The research, very differently, asks the question “what is the right therapy for depression”, not only without constructing a concept for the problem that psychoanalysis presumably treats better than other forms of therapy, but also assuming that it is possible to introduce a diagnostic category irrespectively from the clinic that deals with the person who suffers. The psychoanalytic clinic, or every other clinic for that matter, is supposed to deal with the “depression” that this research takes as a given.

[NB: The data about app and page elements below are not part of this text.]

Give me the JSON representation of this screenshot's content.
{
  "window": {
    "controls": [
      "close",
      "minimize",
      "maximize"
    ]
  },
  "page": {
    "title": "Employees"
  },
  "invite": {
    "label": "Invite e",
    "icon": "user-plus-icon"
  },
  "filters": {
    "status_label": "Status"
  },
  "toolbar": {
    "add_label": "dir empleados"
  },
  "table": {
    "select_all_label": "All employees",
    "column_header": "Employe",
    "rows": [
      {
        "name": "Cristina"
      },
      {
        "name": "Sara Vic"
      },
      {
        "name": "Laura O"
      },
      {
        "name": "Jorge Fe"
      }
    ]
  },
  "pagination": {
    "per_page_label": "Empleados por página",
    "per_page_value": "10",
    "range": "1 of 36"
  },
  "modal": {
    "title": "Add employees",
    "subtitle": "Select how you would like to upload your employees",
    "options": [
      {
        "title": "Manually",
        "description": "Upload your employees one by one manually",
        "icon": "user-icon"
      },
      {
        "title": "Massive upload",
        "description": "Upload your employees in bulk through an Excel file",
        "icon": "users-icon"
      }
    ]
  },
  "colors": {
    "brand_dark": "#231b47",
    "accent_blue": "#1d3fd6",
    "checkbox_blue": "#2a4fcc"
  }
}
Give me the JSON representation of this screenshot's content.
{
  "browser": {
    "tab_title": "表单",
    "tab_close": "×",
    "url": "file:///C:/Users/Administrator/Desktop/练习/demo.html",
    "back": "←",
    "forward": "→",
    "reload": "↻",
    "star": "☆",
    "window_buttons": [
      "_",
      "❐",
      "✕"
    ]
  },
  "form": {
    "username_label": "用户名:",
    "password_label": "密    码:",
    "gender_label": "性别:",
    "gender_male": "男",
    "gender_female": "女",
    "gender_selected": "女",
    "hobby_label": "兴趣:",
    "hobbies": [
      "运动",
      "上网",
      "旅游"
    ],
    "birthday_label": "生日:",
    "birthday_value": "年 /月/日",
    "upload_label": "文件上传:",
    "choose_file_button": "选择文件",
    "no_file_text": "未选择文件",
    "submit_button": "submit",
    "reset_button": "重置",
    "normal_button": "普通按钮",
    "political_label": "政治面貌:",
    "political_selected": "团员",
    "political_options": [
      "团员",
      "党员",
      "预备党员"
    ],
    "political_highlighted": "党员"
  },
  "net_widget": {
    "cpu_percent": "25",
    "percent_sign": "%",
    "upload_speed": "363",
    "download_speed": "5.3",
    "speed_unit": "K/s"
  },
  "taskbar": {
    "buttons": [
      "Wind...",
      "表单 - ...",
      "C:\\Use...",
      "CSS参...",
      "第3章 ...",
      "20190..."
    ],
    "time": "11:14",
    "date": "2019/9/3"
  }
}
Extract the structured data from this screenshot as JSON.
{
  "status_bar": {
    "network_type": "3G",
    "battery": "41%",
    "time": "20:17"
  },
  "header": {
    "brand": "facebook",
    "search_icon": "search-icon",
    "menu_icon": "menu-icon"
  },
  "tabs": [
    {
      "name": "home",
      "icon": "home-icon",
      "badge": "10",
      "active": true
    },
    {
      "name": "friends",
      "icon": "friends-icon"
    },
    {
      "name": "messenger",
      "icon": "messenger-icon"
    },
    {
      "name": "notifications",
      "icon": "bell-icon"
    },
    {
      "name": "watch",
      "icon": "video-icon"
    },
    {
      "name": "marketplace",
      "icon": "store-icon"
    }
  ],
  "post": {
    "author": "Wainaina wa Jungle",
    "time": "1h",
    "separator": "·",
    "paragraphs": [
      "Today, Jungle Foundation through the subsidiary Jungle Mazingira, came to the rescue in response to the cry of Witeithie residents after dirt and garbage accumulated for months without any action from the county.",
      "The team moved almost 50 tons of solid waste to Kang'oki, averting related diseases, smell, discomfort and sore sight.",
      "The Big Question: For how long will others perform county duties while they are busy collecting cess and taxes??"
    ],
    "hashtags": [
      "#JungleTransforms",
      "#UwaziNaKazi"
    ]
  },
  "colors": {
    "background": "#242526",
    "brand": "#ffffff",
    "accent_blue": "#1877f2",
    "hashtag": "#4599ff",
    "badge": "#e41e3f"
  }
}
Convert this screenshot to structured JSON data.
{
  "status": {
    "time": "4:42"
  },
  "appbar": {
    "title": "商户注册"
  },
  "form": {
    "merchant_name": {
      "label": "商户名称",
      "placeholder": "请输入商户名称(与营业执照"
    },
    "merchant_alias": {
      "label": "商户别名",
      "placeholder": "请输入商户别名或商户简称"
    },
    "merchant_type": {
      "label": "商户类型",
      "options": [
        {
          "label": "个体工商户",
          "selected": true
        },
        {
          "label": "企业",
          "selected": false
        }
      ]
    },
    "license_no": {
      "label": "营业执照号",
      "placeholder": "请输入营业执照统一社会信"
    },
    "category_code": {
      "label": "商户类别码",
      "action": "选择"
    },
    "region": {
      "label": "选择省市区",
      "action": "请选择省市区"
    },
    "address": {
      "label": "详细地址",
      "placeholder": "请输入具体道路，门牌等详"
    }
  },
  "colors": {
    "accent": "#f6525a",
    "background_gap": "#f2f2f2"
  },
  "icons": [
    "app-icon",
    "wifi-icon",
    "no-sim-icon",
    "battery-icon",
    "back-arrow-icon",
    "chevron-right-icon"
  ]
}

But if, as I claim, the research sets a therapeutic aim that is external to the theory and clinical practice of psychoanalysis, then what is this aim? I’ll answer the question in terms of psychoanalysis, in order to show the abysmal distance that separates psychoanalysis itself from the logic that governs the research under discussion and the likes of it. The aim of such research is the restoration of the pleasure principle: a life without “depression”, since “depression” is a form of malaise, and life—for reasons that the research does not make an effort to explain, maybe because this point is supposed to be an obvious one—should be “depression” free.
The imperative that is implied by the research, namely to be positive and lead a life in which depressive affects don’t have a place, can take superegoic dimensions, increasing the pressure to reach ideal standards and pushing subjects towards guilt or the perseverance of chimeric enjoyment.
In psychoanalysis we don’t want to see the patient “increasing their sleep, appetite or weight”, criteria by which the research evaluates the experience of psychoanalysis. Not because we get some kind of pleasure when we encounter an emaciated figure or a person exhausted by sleepless nights, but because we believe that desire is the only way to address depressive affects, and desire has no object. A patient is not expected to become a good citizen, achieve harmony or experience happiness, because these ideals, instead of liberating desire and allowing a subject to deal with depressive affects or anxiety, introduce obligations and can increase suffering. The imperative that psychoanalysis opposes transforms human beings into prisoners of well-being.
Psychoanalysis encourages the subject not to give up on their desire. And yet desire, by its nature, traverses the boundaries of pleasure and well-being. Maybe we need psychoanalysis in order to stay with this inevitable paradox.
In my opinion, this research reinforces intolerance towards suffering as a structural part of human life and induces us to adapt to the norm. If its outcome, prima facie, supports psychoanalysis, its logic undermines psychoanalysis’ fundamental premises. And since the path we follow in order to reach a conclusion is at least as important as the conclusion itself, I cannot agree that the research is on the right track.Alex Ilias